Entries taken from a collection
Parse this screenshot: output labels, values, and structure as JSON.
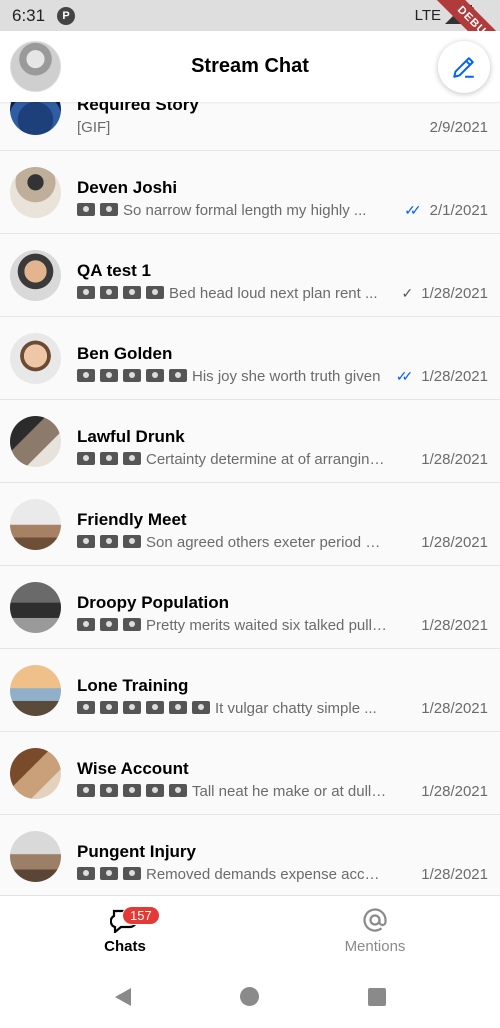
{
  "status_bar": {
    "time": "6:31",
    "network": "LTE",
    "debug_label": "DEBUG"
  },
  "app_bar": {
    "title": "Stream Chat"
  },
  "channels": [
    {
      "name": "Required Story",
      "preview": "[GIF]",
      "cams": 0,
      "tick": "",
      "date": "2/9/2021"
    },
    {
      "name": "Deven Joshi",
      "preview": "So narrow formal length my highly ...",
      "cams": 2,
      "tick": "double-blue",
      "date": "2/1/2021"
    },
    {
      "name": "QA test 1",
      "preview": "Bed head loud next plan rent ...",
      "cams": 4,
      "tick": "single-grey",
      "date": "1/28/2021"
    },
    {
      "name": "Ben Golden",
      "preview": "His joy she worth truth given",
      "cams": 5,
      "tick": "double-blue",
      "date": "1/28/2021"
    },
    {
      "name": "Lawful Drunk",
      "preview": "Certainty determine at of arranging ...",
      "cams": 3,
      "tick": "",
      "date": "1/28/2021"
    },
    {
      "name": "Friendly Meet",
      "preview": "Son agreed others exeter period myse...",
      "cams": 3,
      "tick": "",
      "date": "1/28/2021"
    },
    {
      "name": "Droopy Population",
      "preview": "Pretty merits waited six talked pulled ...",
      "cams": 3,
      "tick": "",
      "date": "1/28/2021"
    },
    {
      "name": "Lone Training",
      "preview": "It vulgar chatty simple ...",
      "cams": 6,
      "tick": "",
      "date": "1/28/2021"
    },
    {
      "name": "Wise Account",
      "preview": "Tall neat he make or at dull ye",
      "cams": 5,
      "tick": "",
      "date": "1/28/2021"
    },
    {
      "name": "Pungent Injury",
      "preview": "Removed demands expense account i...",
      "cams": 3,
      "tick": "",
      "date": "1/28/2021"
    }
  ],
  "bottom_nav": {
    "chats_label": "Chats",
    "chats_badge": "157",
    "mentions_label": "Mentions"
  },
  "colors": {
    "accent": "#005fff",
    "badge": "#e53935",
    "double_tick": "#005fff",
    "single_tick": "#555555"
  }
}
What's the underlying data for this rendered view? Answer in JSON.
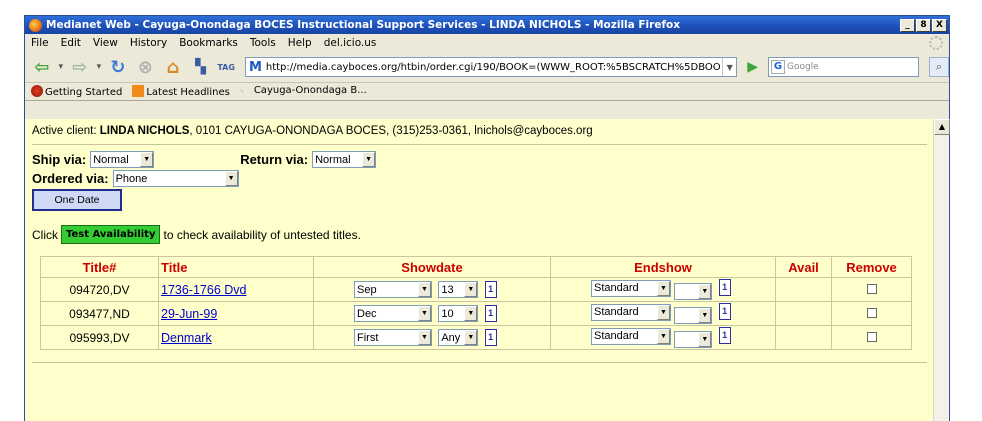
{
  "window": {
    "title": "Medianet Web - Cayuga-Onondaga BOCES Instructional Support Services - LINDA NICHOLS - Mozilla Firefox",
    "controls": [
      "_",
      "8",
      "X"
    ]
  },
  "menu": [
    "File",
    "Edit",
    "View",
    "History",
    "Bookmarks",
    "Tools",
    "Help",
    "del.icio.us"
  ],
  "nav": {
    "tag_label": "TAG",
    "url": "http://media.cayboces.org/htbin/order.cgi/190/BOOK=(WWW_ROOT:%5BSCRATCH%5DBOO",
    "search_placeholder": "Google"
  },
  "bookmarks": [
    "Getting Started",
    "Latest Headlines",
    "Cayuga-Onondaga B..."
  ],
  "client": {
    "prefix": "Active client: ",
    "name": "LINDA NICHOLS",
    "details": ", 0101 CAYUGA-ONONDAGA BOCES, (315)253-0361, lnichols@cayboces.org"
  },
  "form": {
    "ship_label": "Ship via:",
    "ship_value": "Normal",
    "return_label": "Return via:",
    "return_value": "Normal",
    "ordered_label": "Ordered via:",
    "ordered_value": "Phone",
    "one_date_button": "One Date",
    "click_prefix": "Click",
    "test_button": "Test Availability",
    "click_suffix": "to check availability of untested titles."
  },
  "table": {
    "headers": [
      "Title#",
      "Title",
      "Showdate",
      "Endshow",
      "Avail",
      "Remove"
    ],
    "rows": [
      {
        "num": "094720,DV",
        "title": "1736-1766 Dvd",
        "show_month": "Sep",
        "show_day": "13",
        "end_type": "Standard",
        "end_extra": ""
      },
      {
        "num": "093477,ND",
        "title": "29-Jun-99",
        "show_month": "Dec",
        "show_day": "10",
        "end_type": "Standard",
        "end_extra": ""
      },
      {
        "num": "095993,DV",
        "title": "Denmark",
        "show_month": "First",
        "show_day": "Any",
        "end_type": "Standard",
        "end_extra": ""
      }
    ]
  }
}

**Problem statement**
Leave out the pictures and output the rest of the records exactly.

**Result for this exercise**
Parse this screenshot: output labels, values, and structure as JSON.
{
  "status_bar": {
    "time": "6:31",
    "network": "LTE",
    "debug_label": "DEBUG"
  },
  "app_bar": {
    "title": "Stream Chat"
  },
  "channels": [
    {
      "name": "Required Story",
      "preview": "[GIF]",
      "cams": 0,
      "tick": "",
      "date": "2/9/2021"
    },
    {
      "name": "Deven Joshi",
      "preview": "So narrow formal length my highly ...",
      "cams": 2,
      "tick": "double-blue",
      "date": "2/1/2021"
    },
    {
      "name": "QA test 1",
      "preview": "Bed head loud next plan rent ...",
      "cams": 4,
      "tick": "single-grey",
      "date": "1/28/2021"
    },
    {
      "name": "Ben Golden",
      "preview": "His joy she worth truth given",
      "cams": 5,
      "tick": "double-blue",
      "date": "1/28/2021"
    },
    {
      "name": "Lawful Drunk",
      "preview": "Certainty determine at of arranging ...",
      "cams": 3,
      "tick": "",
      "date": "1/28/2021"
    },
    {
      "name": "Friendly Meet",
      "preview": "Son agreed others exeter period myse...",
      "cams": 3,
      "tick": "",
      "date": "1/28/2021"
    },
    {
      "name": "Droopy Population",
      "preview": "Pretty merits waited six talked pulled ...",
      "cams": 3,
      "tick": "",
      "date": "1/28/2021"
    },
    {
      "name": "Lone Training",
      "preview": "It vulgar chatty simple ...",
      "cams": 6,
      "tick": "",
      "date": "1/28/2021"
    },
    {
      "name": "Wise Account",
      "preview": "Tall neat he make or at dull ye",
      "cams": 5,
      "tick": "",
      "date": "1/28/2021"
    },
    {
      "name": "Pungent Injury",
      "preview": "Removed demands expense account i...",
      "cams": 3,
      "tick": "",
      "date": "1/28/2021"
    }
  ],
  "bottom_nav": {
    "chats_label": "Chats",
    "chats_badge": "157",
    "mentions_label": "Mentions"
  },
  "colors": {
    "accent": "#005fff",
    "badge": "#e53935",
    "double_tick": "#005fff",
    "single_tick": "#555555"
  }
}
What's the underlying data for this rendered view? Answer in JSON.
{
  "window": {
    "title": "Medianet Web - Cayuga-Onondaga BOCES Instructional Support Services - LINDA NICHOLS - Mozilla Firefox",
    "controls": [
      "_",
      "8",
      "X"
    ]
  },
  "menu": [
    "File",
    "Edit",
    "View",
    "History",
    "Bookmarks",
    "Tools",
    "Help",
    "del.icio.us"
  ],
  "nav": {
    "tag_label": "TAG",
    "url": "http://media.cayboces.org/htbin/order.cgi/190/BOOK=(WWW_ROOT:%5BSCRATCH%5DBOO",
    "search_placeholder": "Google"
  },
  "bookmarks": [
    "Getting Started",
    "Latest Headlines",
    "Cayuga-Onondaga B..."
  ],
  "client": {
    "prefix": "Active client: ",
    "name": "LINDA NICHOLS",
    "details": ", 0101 CAYUGA-ONONDAGA BOCES, (315)253-0361, lnichols@cayboces.org"
  },
  "form": {
    "ship_label": "Ship via:",
    "ship_value": "Normal",
    "return_label": "Return via:",
    "return_value": "Normal",
    "ordered_label": "Ordered via:",
    "ordered_value": "Phone",
    "one_date_button": "One Date",
    "click_prefix": "Click",
    "test_button": "Test Availability",
    "click_suffix": "to check availability of untested titles."
  },
  "table": {
    "headers": [
      "Title#",
      "Title",
      "Showdate",
      "Endshow",
      "Avail",
      "Remove"
    ],
    "rows": [
      {
        "num": "094720,DV",
        "title": "1736-1766 Dvd",
        "show_month": "Sep",
        "show_day": "13",
        "end_type": "Standard",
        "end_extra": ""
      },
      {
        "num": "093477,ND",
        "title": "29-Jun-99",
        "show_month": "Dec",
        "show_day": "10",
        "end_type": "Standard",
        "end_extra": ""
      },
      {
        "num": "095993,DV",
        "title": "Denmark",
        "show_month": "First",
        "show_day": "Any",
        "end_type": "Standard",
        "end_extra": ""
      }
    ]
  }
}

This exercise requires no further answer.